And then all of a sudden, she stopped with the waterworks. One morning, she kicked her feet in joy as we took her coat off and she reached out for M, her daycare teacher. Happy noises ensued as Blaine and I inched out the door. Not even a backward glance as she joined the other kids for breakfast (or second breakfast, in Soph’s case; she’s a little like a Hobbit that way). And I was surprised to feel a niggling sadness. My stern inner voice (who always wears business suits and has a very severe bun) said, “Stop it. Stop it right now. You don’t want her to cling to you forever. This is a good sign.” I tried to listen — really, I did — but I thought about it all day that day. The next morning was more of the same. Boots off, coat off, happy little girl ready to play. Not a tear in sight. It has been two weeks, and now it’s the norm.

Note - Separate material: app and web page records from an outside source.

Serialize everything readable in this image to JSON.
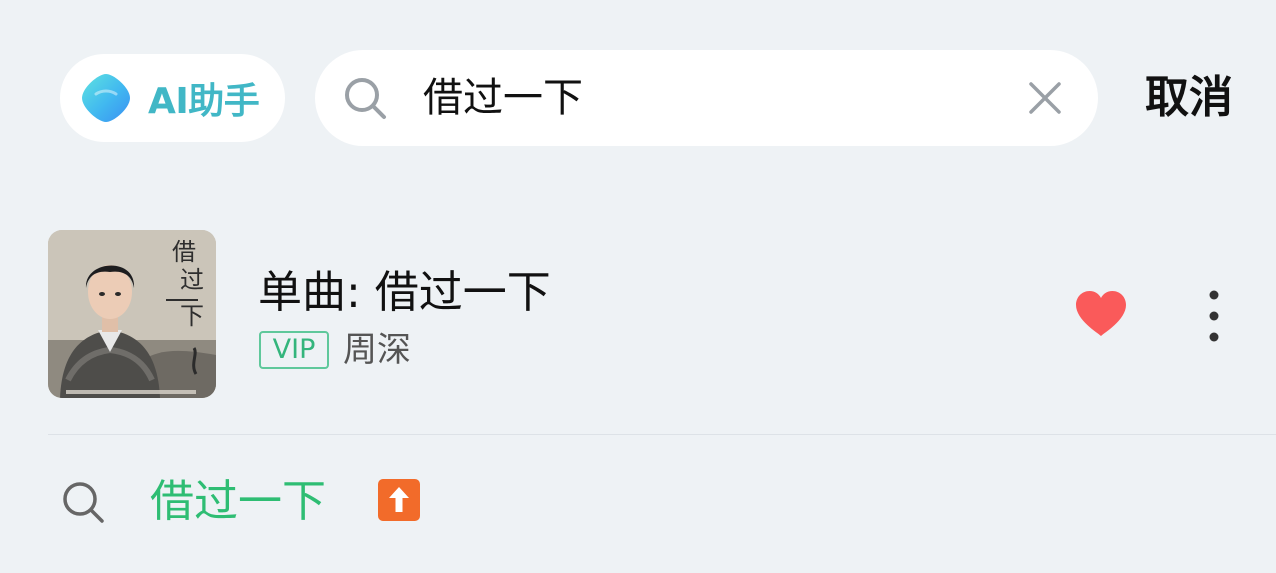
{
  "ai_assistant": {
    "label": "AI助手",
    "logo_icon": "ai-assistant-logo-icon"
  },
  "search": {
    "query": "借过一下",
    "search_icon": "search-icon",
    "clear_icon": "close-icon"
  },
  "cancel_label": "取消",
  "result": {
    "title": "单曲: 借过一下",
    "vip_badge": "VIP",
    "artist": "周深",
    "cover_text": "借过一下",
    "favorite_icon": "heart-icon",
    "more_icon": "more-vertical-icon"
  },
  "suggestion": {
    "text": "借过一下",
    "search_icon": "search-icon",
    "trend_icon": "trending-up-arrow-icon"
  },
  "colors": {
    "background": "#eef2f5",
    "accent_green": "#2ebd73",
    "vip_green": "#34b57c",
    "heart_red": "#fa5a5a",
    "trend_orange": "#f26b2a",
    "ai_label": "#41b7c6"
  }
}
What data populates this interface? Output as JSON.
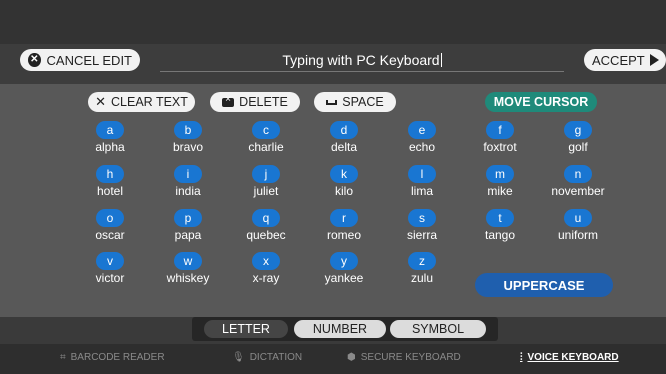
{
  "header": {
    "cancel_label": "CANCEL EDIT",
    "title": "Typing with PC Keyboard",
    "accept_label": "ACCEPT"
  },
  "toolbar": {
    "clear_label": "CLEAR TEXT",
    "delete_label": "DELETE",
    "space_label": "SPACE",
    "move_label": "MOVE CURSOR"
  },
  "keys": [
    {
      "letter": "a",
      "word": "alpha"
    },
    {
      "letter": "b",
      "word": "bravo"
    },
    {
      "letter": "c",
      "word": "charlie"
    },
    {
      "letter": "d",
      "word": "delta"
    },
    {
      "letter": "e",
      "word": "echo"
    },
    {
      "letter": "f",
      "word": "foxtrot"
    },
    {
      "letter": "g",
      "word": "golf"
    },
    {
      "letter": "h",
      "word": "hotel"
    },
    {
      "letter": "i",
      "word": "india"
    },
    {
      "letter": "j",
      "word": "juliet"
    },
    {
      "letter": "k",
      "word": "kilo"
    },
    {
      "letter": "l",
      "word": "lima"
    },
    {
      "letter": "m",
      "word": "mike"
    },
    {
      "letter": "n",
      "word": "november"
    },
    {
      "letter": "o",
      "word": "oscar"
    },
    {
      "letter": "p",
      "word": "papa"
    },
    {
      "letter": "q",
      "word": "quebec"
    },
    {
      "letter": "r",
      "word": "romeo"
    },
    {
      "letter": "s",
      "word": "sierra"
    },
    {
      "letter": "t",
      "word": "tango"
    },
    {
      "letter": "u",
      "word": "uniform"
    },
    {
      "letter": "v",
      "word": "victor"
    },
    {
      "letter": "w",
      "word": "whiskey"
    },
    {
      "letter": "x",
      "word": "x-ray"
    },
    {
      "letter": "y",
      "word": "yankee"
    },
    {
      "letter": "z",
      "word": "zulu"
    }
  ],
  "uppercase_label": "UPPERCASE",
  "tabs": [
    {
      "label": "LETTER",
      "active": true
    },
    {
      "label": "NUMBER",
      "active": false
    },
    {
      "label": "SYMBOL",
      "active": false
    }
  ],
  "modes": [
    {
      "label": "BARCODE READER",
      "icon": "barcode-icon",
      "active": false
    },
    {
      "label": "DICTATION",
      "icon": "microphone-icon",
      "active": false
    },
    {
      "label": "SECURE KEYBOARD",
      "icon": "shield-icon",
      "active": false
    },
    {
      "label": "VOICE KEYBOARD",
      "icon": "voice-icon",
      "active": true
    }
  ],
  "colors": {
    "key_blue": "#1976d2",
    "move_teal": "#1f8a7a",
    "uppercase_blue": "#1f5fae"
  }
}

Don’t misunderstand me: I do not like it when my child cries. I don’t want her to be unhappy at daycare and I would never let on to her that I feel anything but elation at the change in her reaction during drop-off. It just feels something akin to that moment of sadness when I have to pack up more tiny clothes that don’t fit anymore, but in this case it’s more than just physical growth. It’s emotional and intellectual instead.
When we pick her up, she’s always over the moon to see us and I look forward to that minute all day long. But now she speedily crawls away from our outstretched arms to show us a toy or to get a few more minutes of playtime in before facing the dreaded car seat. Shades of things to come, I’m sure. That inner voice is already ramping up for that day, making lists of reprimands when I feel a little sad that she doesn’t want to come home from the playground or wants to go to overnight camp. It’s all good. I know that. It’s just another one of those mommy things, I guess.